#### [Data records for software interfaces]
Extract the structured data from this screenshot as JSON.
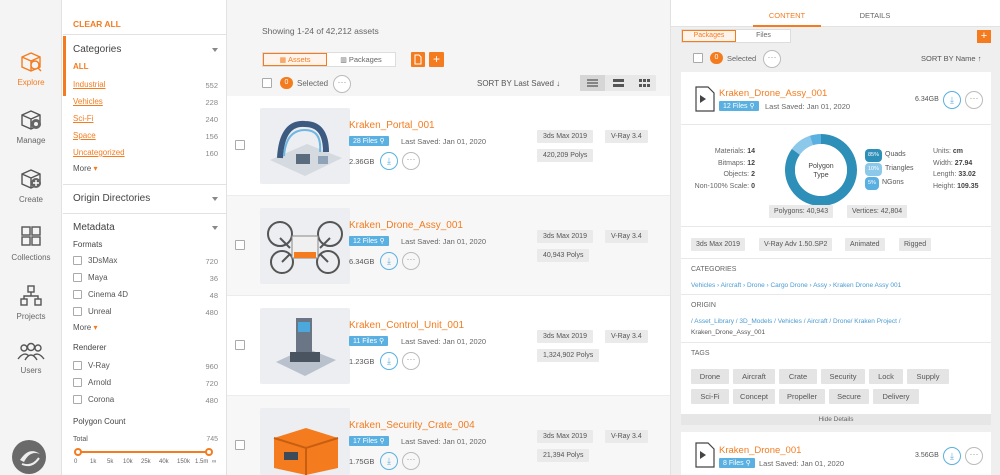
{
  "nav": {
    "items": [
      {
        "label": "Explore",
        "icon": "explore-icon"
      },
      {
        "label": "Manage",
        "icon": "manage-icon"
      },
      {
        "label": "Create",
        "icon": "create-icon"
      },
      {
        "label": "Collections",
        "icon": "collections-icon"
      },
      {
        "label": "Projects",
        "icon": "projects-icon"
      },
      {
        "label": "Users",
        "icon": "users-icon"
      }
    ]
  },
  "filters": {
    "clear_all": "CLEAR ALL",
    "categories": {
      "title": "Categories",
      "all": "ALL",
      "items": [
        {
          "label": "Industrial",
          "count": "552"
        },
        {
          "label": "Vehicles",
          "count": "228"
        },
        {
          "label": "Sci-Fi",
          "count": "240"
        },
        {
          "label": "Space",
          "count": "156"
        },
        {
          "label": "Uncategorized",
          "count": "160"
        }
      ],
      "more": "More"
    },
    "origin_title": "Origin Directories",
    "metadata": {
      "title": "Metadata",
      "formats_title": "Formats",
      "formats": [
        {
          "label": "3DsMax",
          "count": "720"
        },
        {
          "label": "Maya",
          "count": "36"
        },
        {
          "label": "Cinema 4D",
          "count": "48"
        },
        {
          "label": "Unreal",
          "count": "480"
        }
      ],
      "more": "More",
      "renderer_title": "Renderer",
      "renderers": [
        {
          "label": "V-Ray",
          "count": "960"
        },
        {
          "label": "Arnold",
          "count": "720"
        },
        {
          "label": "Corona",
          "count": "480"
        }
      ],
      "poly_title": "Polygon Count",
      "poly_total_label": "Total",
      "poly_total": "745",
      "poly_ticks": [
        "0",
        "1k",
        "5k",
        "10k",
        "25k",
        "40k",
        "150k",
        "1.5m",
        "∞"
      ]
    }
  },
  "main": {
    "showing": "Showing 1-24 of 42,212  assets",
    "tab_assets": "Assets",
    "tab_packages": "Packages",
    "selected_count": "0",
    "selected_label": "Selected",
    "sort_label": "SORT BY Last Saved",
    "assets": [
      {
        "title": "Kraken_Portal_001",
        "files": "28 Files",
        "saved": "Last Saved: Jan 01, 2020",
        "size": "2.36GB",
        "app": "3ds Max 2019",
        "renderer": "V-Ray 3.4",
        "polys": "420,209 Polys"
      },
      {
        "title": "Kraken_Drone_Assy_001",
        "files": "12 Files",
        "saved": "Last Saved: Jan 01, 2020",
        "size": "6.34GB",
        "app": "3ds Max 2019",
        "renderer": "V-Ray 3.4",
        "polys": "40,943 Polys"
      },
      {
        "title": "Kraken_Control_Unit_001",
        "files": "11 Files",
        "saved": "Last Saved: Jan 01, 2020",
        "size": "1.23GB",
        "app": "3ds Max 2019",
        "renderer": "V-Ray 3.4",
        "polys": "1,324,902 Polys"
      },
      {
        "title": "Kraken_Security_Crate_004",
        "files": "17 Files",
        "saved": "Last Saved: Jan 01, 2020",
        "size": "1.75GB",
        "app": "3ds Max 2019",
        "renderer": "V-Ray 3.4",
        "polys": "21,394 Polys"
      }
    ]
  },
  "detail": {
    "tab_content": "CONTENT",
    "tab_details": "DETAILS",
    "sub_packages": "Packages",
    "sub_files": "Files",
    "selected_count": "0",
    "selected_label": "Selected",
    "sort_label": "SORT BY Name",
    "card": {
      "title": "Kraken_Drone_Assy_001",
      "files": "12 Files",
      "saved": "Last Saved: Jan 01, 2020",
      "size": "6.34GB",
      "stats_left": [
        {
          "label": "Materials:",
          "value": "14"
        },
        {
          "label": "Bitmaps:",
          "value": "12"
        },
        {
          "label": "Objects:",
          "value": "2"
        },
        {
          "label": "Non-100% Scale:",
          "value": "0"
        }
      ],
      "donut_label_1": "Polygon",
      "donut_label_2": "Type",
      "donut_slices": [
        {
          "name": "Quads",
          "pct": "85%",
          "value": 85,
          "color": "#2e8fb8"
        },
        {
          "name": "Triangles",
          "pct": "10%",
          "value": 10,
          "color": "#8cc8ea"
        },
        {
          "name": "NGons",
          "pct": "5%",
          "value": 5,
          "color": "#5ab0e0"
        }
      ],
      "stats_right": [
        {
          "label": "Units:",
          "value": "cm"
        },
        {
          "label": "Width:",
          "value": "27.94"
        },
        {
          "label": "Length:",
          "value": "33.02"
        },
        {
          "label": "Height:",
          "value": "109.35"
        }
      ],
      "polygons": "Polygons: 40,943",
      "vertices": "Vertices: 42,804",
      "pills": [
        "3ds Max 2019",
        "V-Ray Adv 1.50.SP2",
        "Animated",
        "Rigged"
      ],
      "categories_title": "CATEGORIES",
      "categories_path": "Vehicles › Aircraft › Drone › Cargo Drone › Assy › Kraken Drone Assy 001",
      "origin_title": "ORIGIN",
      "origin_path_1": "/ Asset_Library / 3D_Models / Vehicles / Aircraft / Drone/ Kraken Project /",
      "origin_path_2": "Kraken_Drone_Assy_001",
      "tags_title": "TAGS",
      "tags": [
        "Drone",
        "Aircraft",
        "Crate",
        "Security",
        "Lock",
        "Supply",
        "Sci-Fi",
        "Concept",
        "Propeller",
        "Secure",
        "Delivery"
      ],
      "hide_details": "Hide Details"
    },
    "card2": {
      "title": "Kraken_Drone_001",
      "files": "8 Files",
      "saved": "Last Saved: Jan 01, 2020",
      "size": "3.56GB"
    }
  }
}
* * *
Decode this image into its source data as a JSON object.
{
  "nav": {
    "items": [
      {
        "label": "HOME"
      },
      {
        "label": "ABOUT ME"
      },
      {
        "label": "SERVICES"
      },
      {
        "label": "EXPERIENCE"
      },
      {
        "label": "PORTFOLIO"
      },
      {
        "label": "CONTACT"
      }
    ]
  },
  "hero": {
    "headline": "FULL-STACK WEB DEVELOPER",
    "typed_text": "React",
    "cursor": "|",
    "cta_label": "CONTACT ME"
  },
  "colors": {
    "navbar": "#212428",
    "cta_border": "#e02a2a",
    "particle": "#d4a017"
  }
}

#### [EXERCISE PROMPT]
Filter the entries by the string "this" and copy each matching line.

#### [RESULT OF THE EXERCISE]
Extract the structured data from this screenshot as JSON.
Decode this image into its source data as a JSON object.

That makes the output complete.